With a recent coroner’s report into the 2008 death of a cyclist at the Petone roundabout there have been his and others’ calls for cyclists to wear hi-viz clothing. It’s a very strange call considering he could have advised to invest in safe separated cycle infrastructure instead, and especially strange when considering the victim, Stephen Fitzgerald, was already wearing hi-viz clothing when he was struck and killed by the truck.
The coroner has also called on motorists to give cyclists a metre of space when they pass. Someone should tell the coroner we ask for at least 1.5 metres, so he is calling on motorists to come closer and scare us even more.
Now the NZ Association of Optometrists has chimed in with their advice for cyclists to put biomotion reflector markings on their knees and elbows, presuamably so we can look more like crash test dummies, so it helps the ambulance officers to find us in the dark or something.
My first reaction to all this is to think that like the mandatory helmet laws this is really a reflection of the relative political power of motorists versus cyclists. Motorists hate cyclists because we’re not caught in traffic as much as them, and we glide past on the inside, and sometimes they even have to slow down and give way to cyclists. If it really was all about road safety then speed limits for cars would be cut, and motorists would have to wear helmets too. But why address the real problem of too many cars going too fast with poorly trained and inattentive drivers on poorly designed roads, when you can just score an easy political point against cyclists and mandate another condition pretending it is for their own good? Mandatory hi-viz clothing in the middle of a sunny day on a cycle path, the Waterfront, or even the Hutt Rd shamozzle does absolutely nothing to increase the real safety of cyclists. It just tells the general public that cycling is more dangerous than it really is, and participation rates are going to fall, as cycling becomes even more denormalised in New Zealand. The rest of the world is going the other way and is promoting cycling and building safe infrastructure. New Zealand is once again cack-handed and backwards, behind the times and a bit of a laughing stock.
So if hi-viz, helmets and biomotion reflector markings are a sop to motorist’s guilty conscience or more a way to try to put us in our place, then what other suggestions could we make for them to drive us further into a fringe activity?
How about some colourful clown clothes and a big red nose:
Or perhaps we should all wear hot pink sequined hotpants (I believe they sell them and neck ties to match in Men’s sizes at Munns on Willis Street:
Feather boas could also be worn, but be warned; they’re scratchy.

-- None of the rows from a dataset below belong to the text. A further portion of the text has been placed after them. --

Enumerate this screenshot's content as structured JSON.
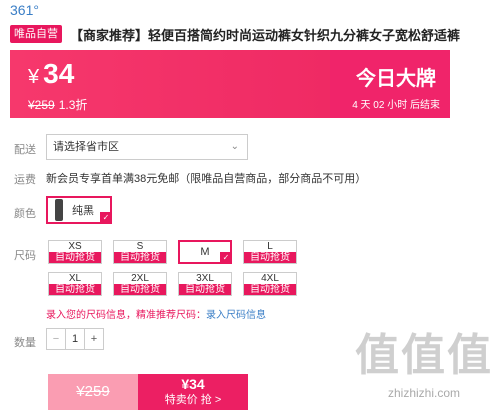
{
  "brand": "361°",
  "title_bar": {
    "badge": "唯品自营",
    "title": "【商家推荐】轻便百搭简约时尚运动裤女针织九分裤女子宽松舒适裤"
  },
  "price": {
    "yen": "¥",
    "current": "34",
    "original": "¥259",
    "discount": "1.3折",
    "deal_title": "今日大牌",
    "countdown": "4 天 02 小时 后结束"
  },
  "labels": {
    "delivery": "配送",
    "shipping": "运费",
    "color": "颜色",
    "size": "尺码",
    "quantity": "数量"
  },
  "delivery": {
    "value": "请选择省市区",
    "chevron": "⌄"
  },
  "shipping_text": "新会员专享首单满38元免邮（限唯品自营商品，部分商品不可用）",
  "color": {
    "value": "纯黑"
  },
  "sizes": [
    {
      "name": "XS",
      "tag": "自动抢货"
    },
    {
      "name": "S",
      "tag": "自动抢货"
    },
    {
      "name": "M",
      "tag": ""
    },
    {
      "name": "L",
      "tag": "自动抢货"
    },
    {
      "name": "XL",
      "tag": "自动抢货"
    },
    {
      "name": "2XL",
      "tag": "自动抢货"
    },
    {
      "name": "3XL",
      "tag": "自动抢货"
    },
    {
      "name": "4XL",
      "tag": "自动抢货"
    }
  ],
  "selected_size": "M",
  "size_info": {
    "prefix": "录入您的尺码信息，精准推荐尺码：",
    "link": "录入尺码信息"
  },
  "quantity": {
    "minus": "−",
    "value": "1",
    "plus": "+"
  },
  "cart": {
    "original": "¥259",
    "price": "¥34",
    "action": "特卖价 抢 >"
  },
  "watermark": {
    "glyphs": "值值值",
    "site": "zhizhizhi.com"
  },
  "colors": {
    "accent": "#e8175d",
    "link": "#3a7ec6"
  }
}
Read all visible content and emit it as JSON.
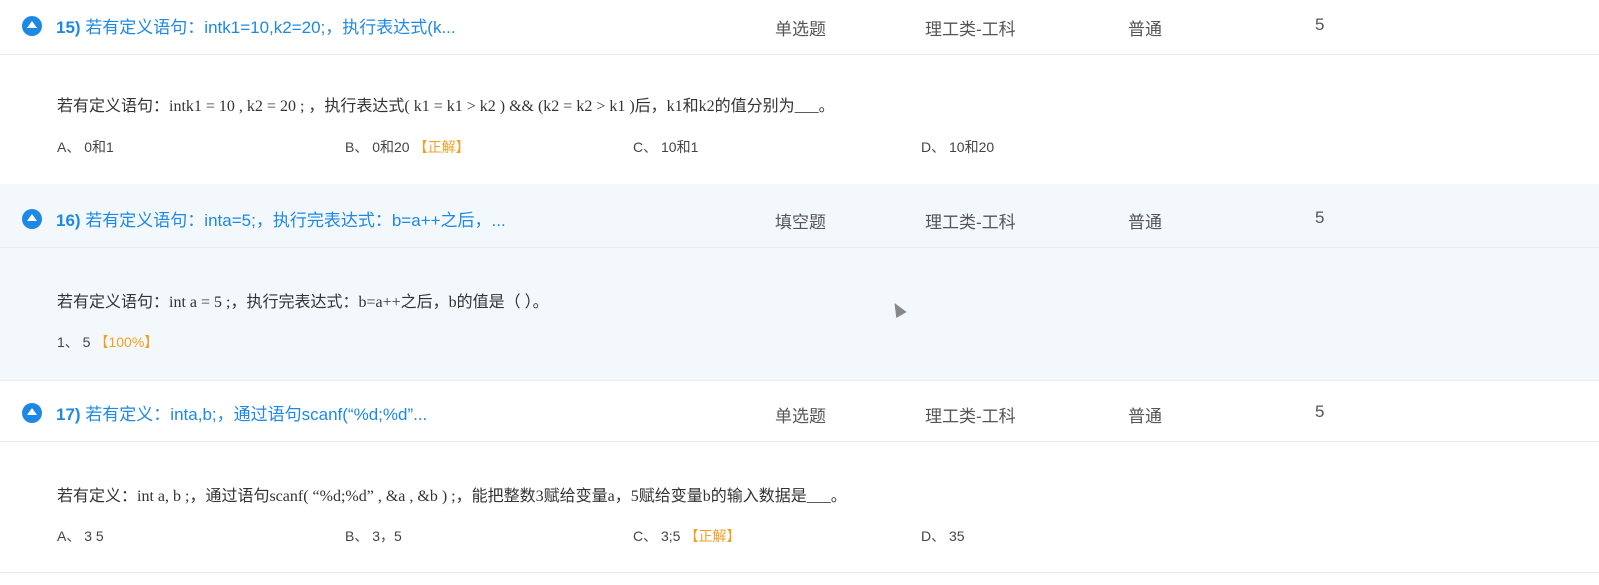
{
  "questions": [
    {
      "number": "15)",
      "title": "若有定义语句：intk1=10,k2=20;，执行表达式(k...",
      "type": "单选题",
      "category": "理工类-工科",
      "difficulty": "普通",
      "score": "5",
      "stem": "若有定义语句：intk1 = 10 , k2 = 20 ; ，执行表达式( k1 = k1 > k2 ) && (k2 = k2 > k1 )后，k1和k2的值分别为___。",
      "options": [
        {
          "text": "A、 0和1",
          "tag": ""
        },
        {
          "text": "B、 0和20",
          "tag": "【正解】"
        },
        {
          "text": "C、 10和1",
          "tag": ""
        },
        {
          "text": "D、 10和20",
          "tag": ""
        }
      ]
    },
    {
      "number": "16)",
      "title": "若有定义语句：inta=5;，执行完表达式：b=a++之后，...",
      "type": "填空题",
      "category": "理工类-工科",
      "difficulty": "普通",
      "score": "5",
      "stem": "若有定义语句：int a = 5 ;，执行完表达式：b=a++之后，b的值是（ ）。",
      "options": [
        {
          "text": "1、 5",
          "tag": "【100%】"
        }
      ]
    },
    {
      "number": "17)",
      "title": "若有定义：inta,b;，通过语句scanf(“%d;%d”...",
      "type": "单选题",
      "category": "理工类-工科",
      "difficulty": "普通",
      "score": "5",
      "stem": "若有定义：int a, b ;，通过语句scanf( “%d;%d” , &a , &b ) ;，能把整数3赋给变量a，5赋给变量b的输入数据是___。",
      "options": [
        {
          "text": "A、 3 5",
          "tag": ""
        },
        {
          "text": "B、 3，5",
          "tag": ""
        },
        {
          "text": "C、 3;5",
          "tag": "【正解】"
        },
        {
          "text": "D、 35",
          "tag": ""
        }
      ]
    }
  ],
  "colors": {
    "accent": "#1e88e5",
    "tag": "#f0a020",
    "highlight": "#f3f8fd"
  }
}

Maybe what is really needed is some kiwi ingenuity and Wellington cyclists should team up with the Wearable Arts people and they can all make us great costumes that will make us standout so that we don’t get run over by trucks anymore:
Really I think we need to dress the streets up, rather than ourselves. Something like this on Hornby St, Vancouver will do:
Here are three suggestions:
– when making cycling policy ask cyclists what they want.
– when planning for transportation infrastructure ask cyclists what they need.
– really, really, really don’t go the hotpants.